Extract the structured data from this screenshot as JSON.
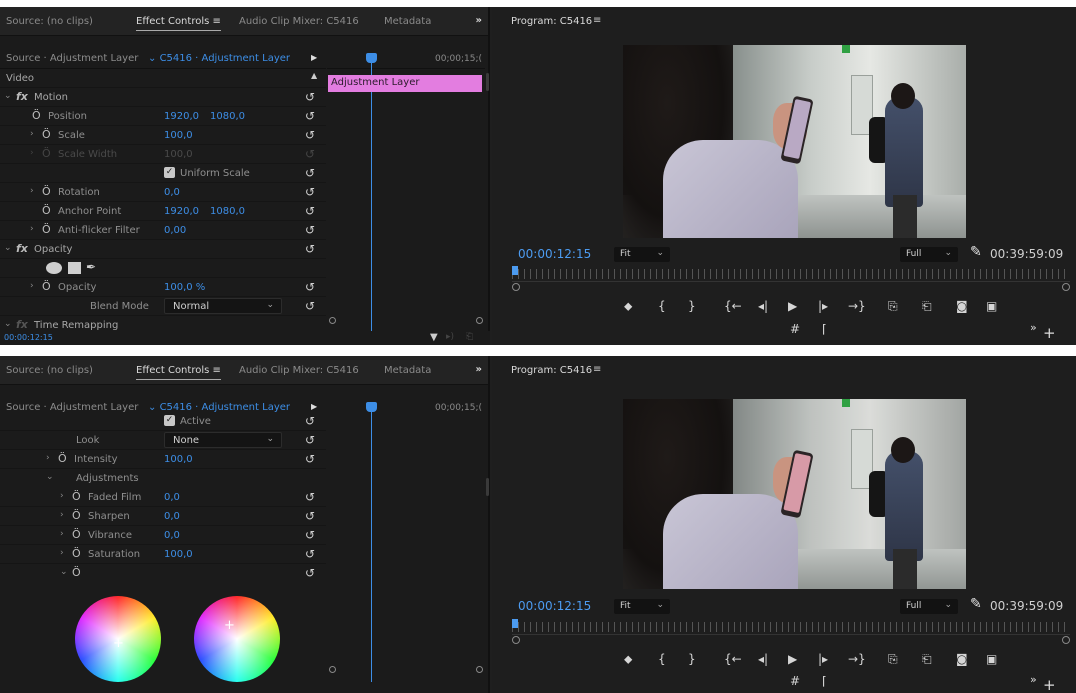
{
  "tabs": {
    "source": "Source: (no clips)",
    "effect_controls": "Effect Controls",
    "effect_menu": "≡",
    "audio_mixer": "Audio Clip Mixer: C5416",
    "metadata": "Metadata",
    "overflow": "»"
  },
  "effect_controls": {
    "source_label": "Source · Adjustment Layer",
    "clip_selector": "C5416 · Adjustment Layer",
    "timecode": "00;00;15;(",
    "clip_name": "Adjustment Layer",
    "current_time": "00:00:12:15"
  },
  "panel1": {
    "video_heading": "Video",
    "motion": "Motion",
    "position": {
      "label": "Position",
      "x": "1920,0",
      "y": "1080,0"
    },
    "scale": {
      "label": "Scale",
      "value": "100,0"
    },
    "scale_width": {
      "label": "Scale Width",
      "value": "100,0"
    },
    "uniform_scale": "Uniform Scale",
    "rotation": {
      "label": "Rotation",
      "value": "0,0"
    },
    "anchor_point": {
      "label": "Anchor Point",
      "x": "1920,0",
      "y": "1080,0"
    },
    "anti_flicker": {
      "label": "Anti-flicker Filter",
      "value": "0,00"
    },
    "opacity_heading": "Opacity",
    "opacity": {
      "label": "Opacity",
      "value": "100,0 %"
    },
    "blend_mode": {
      "label": "Blend Mode",
      "value": "Normal"
    },
    "time_remapping": "Time Remapping"
  },
  "panel2": {
    "active": "Active",
    "look": {
      "label": "Look",
      "value": "None"
    },
    "intensity": {
      "label": "Intensity",
      "value": "100,0"
    },
    "adjustments": "Adjustments",
    "faded_film": {
      "label": "Faded Film",
      "value": "0,0"
    },
    "sharpen": {
      "label": "Sharpen",
      "value": "0,0"
    },
    "vibrance": {
      "label": "Vibrance",
      "value": "0,0"
    },
    "saturation": {
      "label": "Saturation",
      "value": "100,0"
    }
  },
  "program": {
    "title": "Program: C5416",
    "menu": "≡",
    "timecode": "00:00:12:15",
    "fit": "Fit",
    "quality": "Full",
    "duration": "00:39:59:09"
  },
  "icons": {
    "marker": "⬥",
    "in": "{",
    "out": "}",
    "go_in": "{←",
    "step_back": "◂|",
    "play": "▶",
    "step_fwd": "|▸",
    "go_out": "→}",
    "lift": "⎘",
    "extract": "⎗",
    "camera": "◙",
    "compare": "▣",
    "trim": "#",
    "vr": "⌈",
    "more": "»",
    "add": "+",
    "reset": "↺",
    "stopwatch": "Ö",
    "wrench": "🔧"
  },
  "colors": {
    "accent_blue": "#3d8ee6",
    "clip_pink": "#e37de0",
    "panel_bg": "#1b1b1b"
  }
}
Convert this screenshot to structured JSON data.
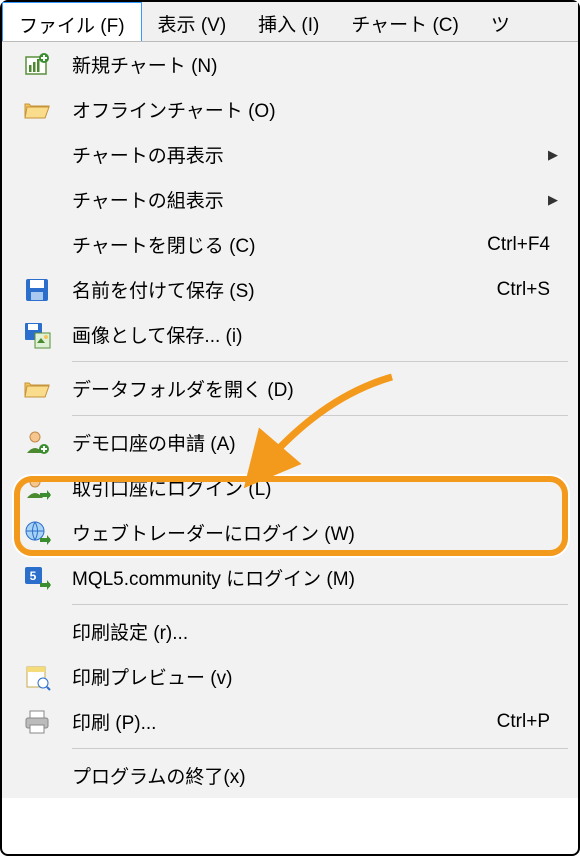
{
  "menubar": {
    "items": [
      {
        "label": "ファイル (F)",
        "active": true
      },
      {
        "label": "表示 (V)"
      },
      {
        "label": "挿入 (I)"
      },
      {
        "label": "チャート (C)"
      },
      {
        "label": "ツ"
      }
    ]
  },
  "menu": {
    "items": [
      {
        "icon": "new-chart",
        "label": "新規チャート (N)"
      },
      {
        "icon": "open-folder",
        "label": "オフラインチャート (O)"
      },
      {
        "icon": "",
        "label": "チャートの再表示",
        "submenu": true
      },
      {
        "icon": "",
        "label": "チャートの組表示",
        "submenu": true
      },
      {
        "icon": "",
        "label": "チャートを閉じる (C)",
        "shortcut": "Ctrl+F4"
      },
      {
        "icon": "save",
        "label": "名前を付けて保存 (S)",
        "shortcut": "Ctrl+S"
      },
      {
        "icon": "save-image",
        "label": "画像として保存... (i)"
      },
      {
        "sep": true
      },
      {
        "icon": "open-folder",
        "label": "データフォルダを開く (D)"
      },
      {
        "sep": true
      },
      {
        "icon": "user-add",
        "label": "デモ口座の申請 (A)"
      },
      {
        "icon": "user-login",
        "label": "取引口座にログイン (L)",
        "highlighted": true
      },
      {
        "icon": "web-login",
        "label": "ウェブトレーダーにログイン (W)"
      },
      {
        "icon": "mql5",
        "label": "MQL5.community にログイン (M)"
      },
      {
        "sep": true
      },
      {
        "icon": "",
        "label": "印刷設定 (r)..."
      },
      {
        "icon": "print-preview",
        "label": "印刷プレビュー (v)"
      },
      {
        "icon": "print",
        "label": "印刷 (P)...",
        "shortcut": "Ctrl+P"
      },
      {
        "sep": true
      },
      {
        "icon": "",
        "label": "プログラムの終了(x)"
      }
    ]
  }
}
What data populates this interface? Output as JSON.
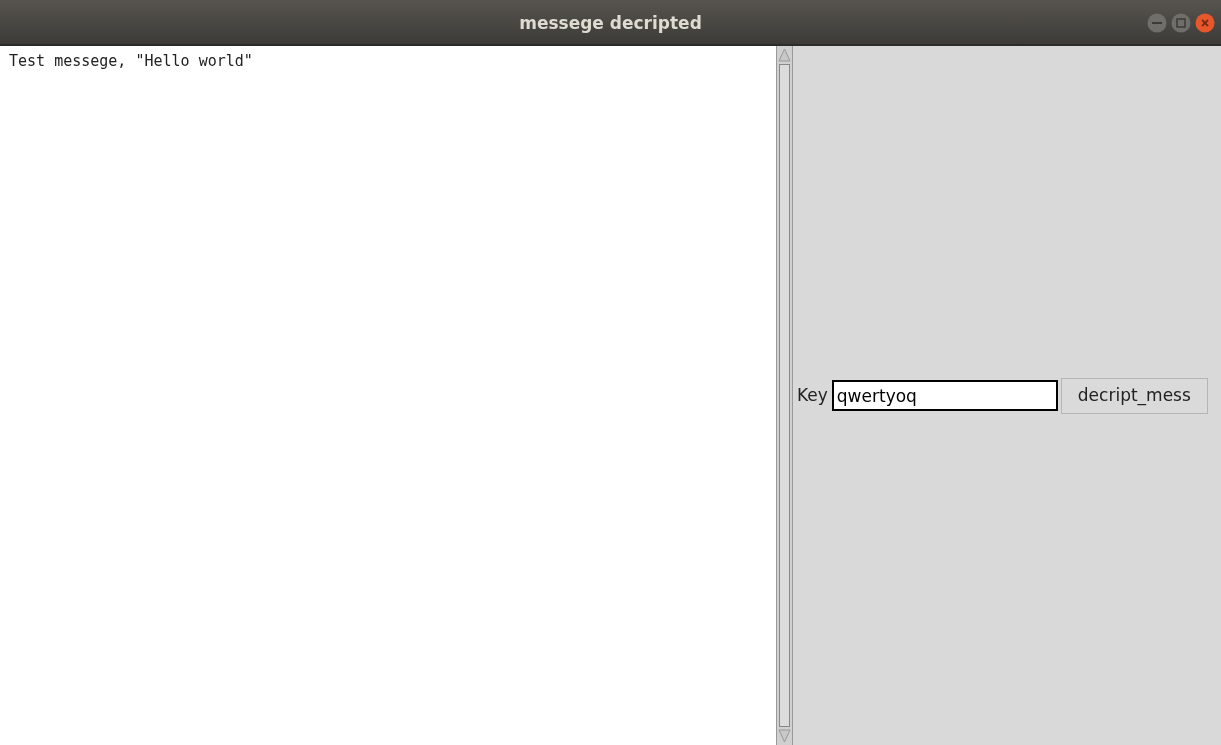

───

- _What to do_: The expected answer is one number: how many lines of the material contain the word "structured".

- _Task solution_: 2